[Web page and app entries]
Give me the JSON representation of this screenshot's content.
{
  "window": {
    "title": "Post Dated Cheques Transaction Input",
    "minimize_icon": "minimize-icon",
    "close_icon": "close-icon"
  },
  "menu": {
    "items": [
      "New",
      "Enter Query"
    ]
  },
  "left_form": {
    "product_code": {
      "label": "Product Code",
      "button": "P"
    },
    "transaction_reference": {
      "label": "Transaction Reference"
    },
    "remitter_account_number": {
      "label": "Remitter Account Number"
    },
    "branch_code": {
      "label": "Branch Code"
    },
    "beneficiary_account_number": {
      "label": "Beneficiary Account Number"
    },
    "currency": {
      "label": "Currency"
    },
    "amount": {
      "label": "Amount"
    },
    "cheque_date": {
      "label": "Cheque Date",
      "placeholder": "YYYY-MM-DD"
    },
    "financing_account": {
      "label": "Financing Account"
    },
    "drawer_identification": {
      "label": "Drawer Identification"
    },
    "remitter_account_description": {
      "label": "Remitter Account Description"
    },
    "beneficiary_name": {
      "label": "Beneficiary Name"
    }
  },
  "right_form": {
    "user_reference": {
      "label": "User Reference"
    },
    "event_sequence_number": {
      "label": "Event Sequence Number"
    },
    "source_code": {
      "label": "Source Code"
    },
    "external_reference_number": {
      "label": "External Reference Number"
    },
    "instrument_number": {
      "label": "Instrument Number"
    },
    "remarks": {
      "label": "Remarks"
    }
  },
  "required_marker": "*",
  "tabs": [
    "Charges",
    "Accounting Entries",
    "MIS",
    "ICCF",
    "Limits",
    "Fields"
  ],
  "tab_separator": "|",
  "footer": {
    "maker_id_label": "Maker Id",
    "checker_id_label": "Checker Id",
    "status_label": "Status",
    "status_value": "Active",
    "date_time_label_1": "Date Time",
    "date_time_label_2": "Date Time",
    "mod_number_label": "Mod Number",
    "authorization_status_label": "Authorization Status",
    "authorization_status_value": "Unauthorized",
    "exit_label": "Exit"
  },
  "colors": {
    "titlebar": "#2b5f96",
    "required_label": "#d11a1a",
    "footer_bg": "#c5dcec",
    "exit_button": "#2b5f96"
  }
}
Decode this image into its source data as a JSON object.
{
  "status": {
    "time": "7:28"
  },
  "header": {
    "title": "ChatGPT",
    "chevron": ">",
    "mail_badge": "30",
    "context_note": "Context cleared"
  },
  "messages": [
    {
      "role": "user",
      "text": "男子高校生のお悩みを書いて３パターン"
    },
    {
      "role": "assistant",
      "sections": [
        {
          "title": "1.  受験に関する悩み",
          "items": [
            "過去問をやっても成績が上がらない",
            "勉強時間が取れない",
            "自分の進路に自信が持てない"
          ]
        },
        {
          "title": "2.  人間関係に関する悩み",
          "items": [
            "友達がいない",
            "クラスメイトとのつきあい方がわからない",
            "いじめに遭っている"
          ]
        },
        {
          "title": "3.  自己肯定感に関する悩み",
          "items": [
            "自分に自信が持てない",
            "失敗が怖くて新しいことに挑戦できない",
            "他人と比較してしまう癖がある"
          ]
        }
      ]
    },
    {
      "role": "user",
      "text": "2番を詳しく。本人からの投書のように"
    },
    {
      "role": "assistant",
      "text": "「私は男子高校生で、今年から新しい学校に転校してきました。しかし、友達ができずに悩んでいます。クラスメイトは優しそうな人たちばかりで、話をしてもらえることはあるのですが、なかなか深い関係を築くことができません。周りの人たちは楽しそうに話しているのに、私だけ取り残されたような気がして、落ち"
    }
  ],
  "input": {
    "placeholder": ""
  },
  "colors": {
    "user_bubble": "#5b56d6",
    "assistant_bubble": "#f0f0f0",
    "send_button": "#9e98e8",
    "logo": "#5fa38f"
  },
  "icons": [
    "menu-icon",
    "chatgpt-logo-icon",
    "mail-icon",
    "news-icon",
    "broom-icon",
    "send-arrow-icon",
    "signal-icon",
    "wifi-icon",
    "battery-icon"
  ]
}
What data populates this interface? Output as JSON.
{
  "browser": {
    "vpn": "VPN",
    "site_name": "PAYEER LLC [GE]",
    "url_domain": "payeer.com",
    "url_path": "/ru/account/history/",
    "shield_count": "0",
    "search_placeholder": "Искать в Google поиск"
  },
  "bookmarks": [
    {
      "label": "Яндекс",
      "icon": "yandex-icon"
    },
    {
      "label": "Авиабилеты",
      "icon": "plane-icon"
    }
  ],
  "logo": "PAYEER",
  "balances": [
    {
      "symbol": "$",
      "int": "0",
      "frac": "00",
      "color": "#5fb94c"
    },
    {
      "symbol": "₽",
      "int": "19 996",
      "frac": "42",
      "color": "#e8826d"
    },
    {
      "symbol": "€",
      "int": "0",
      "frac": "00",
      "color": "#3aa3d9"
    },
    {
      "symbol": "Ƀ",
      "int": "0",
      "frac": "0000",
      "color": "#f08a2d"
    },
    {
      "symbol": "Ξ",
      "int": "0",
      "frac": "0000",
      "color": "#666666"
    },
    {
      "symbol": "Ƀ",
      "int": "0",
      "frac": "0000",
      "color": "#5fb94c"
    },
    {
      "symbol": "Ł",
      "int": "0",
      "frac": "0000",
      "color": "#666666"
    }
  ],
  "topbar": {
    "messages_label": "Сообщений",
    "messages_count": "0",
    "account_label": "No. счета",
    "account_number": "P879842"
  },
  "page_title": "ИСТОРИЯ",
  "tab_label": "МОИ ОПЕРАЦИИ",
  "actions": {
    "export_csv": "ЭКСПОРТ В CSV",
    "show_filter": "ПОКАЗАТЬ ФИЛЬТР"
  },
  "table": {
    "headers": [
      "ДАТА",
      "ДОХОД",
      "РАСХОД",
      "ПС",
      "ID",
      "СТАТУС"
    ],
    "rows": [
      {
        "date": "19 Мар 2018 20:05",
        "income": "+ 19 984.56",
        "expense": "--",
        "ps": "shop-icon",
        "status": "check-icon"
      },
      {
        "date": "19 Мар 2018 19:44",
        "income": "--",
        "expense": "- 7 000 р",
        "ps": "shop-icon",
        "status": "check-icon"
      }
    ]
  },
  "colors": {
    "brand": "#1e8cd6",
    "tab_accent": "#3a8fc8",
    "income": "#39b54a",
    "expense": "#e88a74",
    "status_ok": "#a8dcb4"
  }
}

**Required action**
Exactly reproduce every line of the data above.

**Output of the task**
Give me the JSON representation of this screenshot's content.
{
  "window": {
    "title": "Post Dated Cheques Transaction Input",
    "minimize_icon": "minimize-icon",
    "close_icon": "close-icon"
  },
  "menu": {
    "items": [
      "New",
      "Enter Query"
    ]
  },
  "left_form": {
    "product_code": {
      "label": "Product Code",
      "button": "P"
    },
    "transaction_reference": {
      "label": "Transaction Reference"
    },
    "remitter_account_number": {
      "label": "Remitter Account Number"
    },
    "branch_code": {
      "label": "Branch Code"
    },
    "beneficiary_account_number": {
      "label": "Beneficiary Account Number"
    },
    "currency": {
      "label": "Currency"
    },
    "amount": {
      "label": "Amount"
    },
    "cheque_date": {
      "label": "Cheque Date",
      "placeholder": "YYYY-MM-DD"
    },
    "financing_account": {
      "label": "Financing Account"
    },
    "drawer_identification": {
      "label": "Drawer Identification"
    },
    "remitter_account_description": {
      "label": "Remitter Account Description"
    },
    "beneficiary_name": {
      "label": "Beneficiary Name"
    }
  },
  "right_form": {
    "user_reference": {
      "label": "User Reference"
    },
    "event_sequence_number": {
      "label": "Event Sequence Number"
    },
    "source_code": {
      "label": "Source Code"
    },
    "external_reference_number": {
      "label": "External Reference Number"
    },
    "instrument_number": {
      "label": "Instrument Number"
    },
    "remarks": {
      "label": "Remarks"
    }
  },
  "required_marker": "*",
  "tabs": [
    "Charges",
    "Accounting Entries",
    "MIS",
    "ICCF",
    "Limits",
    "Fields"
  ],
  "tab_separator": "|",
  "footer": {
    "maker_id_label": "Maker Id",
    "checker_id_label": "Checker Id",
    "status_label": "Status",
    "status_value": "Active",
    "date_time_label_1": "Date Time",
    "date_time_label_2": "Date Time",
    "mod_number_label": "Mod Number",
    "authorization_status_label": "Authorization Status",
    "authorization_status_value": "Unauthorized",
    "exit_label": "Exit"
  },
  "colors": {
    "titlebar": "#2b5f96",
    "required_label": "#d11a1a",
    "footer_bg": "#c5dcec",
    "exit_button": "#2b5f96"
  }
}
Decode this image into its source data as a JSON object.
{
  "status": {
    "time": "7:28"
  },
  "header": {
    "title": "ChatGPT",
    "chevron": ">",
    "mail_badge": "30",
    "context_note": "Context cleared"
  },
  "messages": [
    {
      "role": "user",
      "text": "男子高校生のお悩みを書いて３パターン"
    },
    {
      "role": "assistant",
      "sections": [
        {
          "title": "1.  受験に関する悩み",
          "items": [
            "過去問をやっても成績が上がらない",
            "勉強時間が取れない",
            "自分の進路に自信が持てない"
          ]
        },
        {
          "title": "2.  人間関係に関する悩み",
          "items": [
            "友達がいない",
            "クラスメイトとのつきあい方がわからない",
            "いじめに遭っている"
          ]
        },
        {
          "title": "3.  自己肯定感に関する悩み",
          "items": [
            "自分に自信が持てない",
            "失敗が怖くて新しいことに挑戦できない",
            "他人と比較してしまう癖がある"
          ]
        }
      ]
    },
    {
      "role": "user",
      "text": "2番を詳しく。本人からの投書のように"
    },
    {
      "role": "assistant",
      "text": "「私は男子高校生で、今年から新しい学校に転校してきました。しかし、友達ができずに悩んでいます。クラスメイトは優しそうな人たちばかりで、話をしてもらえることはあるのですが、なかなか深い関係を築くことができません。周りの人たちは楽しそうに話しているのに、私だけ取り残されたような気がして、落ち"
    }
  ],
  "input": {
    "placeholder": ""
  },
  "colors": {
    "user_bubble": "#5b56d6",
    "assistant_bubble": "#f0f0f0",
    "send_button": "#9e98e8",
    "logo": "#5fa38f"
  },
  "icons": [
    "menu-icon",
    "chatgpt-logo-icon",
    "mail-icon",
    "news-icon",
    "broom-icon",
    "send-arrow-icon",
    "signal-icon",
    "wifi-icon",
    "battery-icon"
  ]
}
What data populates this interface? Output as JSON.
{
  "browser": {
    "vpn": "VPN",
    "site_name": "PAYEER LLC [GE]",
    "url_domain": "payeer.com",
    "url_path": "/ru/account/history/",
    "shield_count": "0",
    "search_placeholder": "Искать в Google поиск"
  },
  "bookmarks": [
    {
      "label": "Яндекс",
      "icon": "yandex-icon"
    },
    {
      "label": "Авиабилеты",
      "icon": "plane-icon"
    }
  ],
  "logo": "PAYEER",
  "balances": [
    {
      "symbol": "$",
      "int": "0",
      "frac": "00",
      "color": "#5fb94c"
    },
    {
      "symbol": "₽",
      "int": "19 996",
      "frac": "42",
      "color": "#e8826d"
    },
    {
      "symbol": "€",
      "int": "0",
      "frac": "00",
      "color": "#3aa3d9"
    },
    {
      "symbol": "Ƀ",
      "int": "0",
      "frac": "0000",
      "color": "#f08a2d"
    },
    {
      "symbol": "Ξ",
      "int": "0",
      "frac": "0000",
      "color": "#666666"
    },
    {
      "symbol": "Ƀ",
      "int": "0",
      "frac": "0000",
      "color": "#5fb94c"
    },
    {
      "symbol": "Ł",
      "int": "0",
      "frac": "0000",
      "color": "#666666"
    }
  ],
  "topbar": {
    "messages_label": "Сообщений",
    "messages_count": "0",
    "account_label": "No. счета",
    "account_number": "P879842"
  },
  "page_title": "ИСТОРИЯ",
  "tab_label": "МОИ ОПЕРАЦИИ",
  "actions": {
    "export_csv": "ЭКСПОРТ В CSV",
    "show_filter": "ПОКАЗАТЬ ФИЛЬТР"
  },
  "table": {
    "headers": [
      "ДАТА",
      "ДОХОД",
      "РАСХОД",
      "ПС",
      "ID",
      "СТАТУС"
    ],
    "rows": [
      {
        "date": "19 Мар 2018 20:05",
        "income": "+ 19 984.56",
        "expense": "--",
        "ps": "shop-icon",
        "status": "check-icon"
      },
      {
        "date": "19 Мар 2018 19:44",
        "income": "--",
        "expense": "- 7 000 р",
        "ps": "shop-icon",
        "status": "check-icon"
      }
    ]
  },
  "colors": {
    "brand": "#1e8cd6",
    "tab_accent": "#3a8fc8",
    "income": "#39b54a",
    "expense": "#e88a74",
    "status_ok": "#a8dcb4"
  }
}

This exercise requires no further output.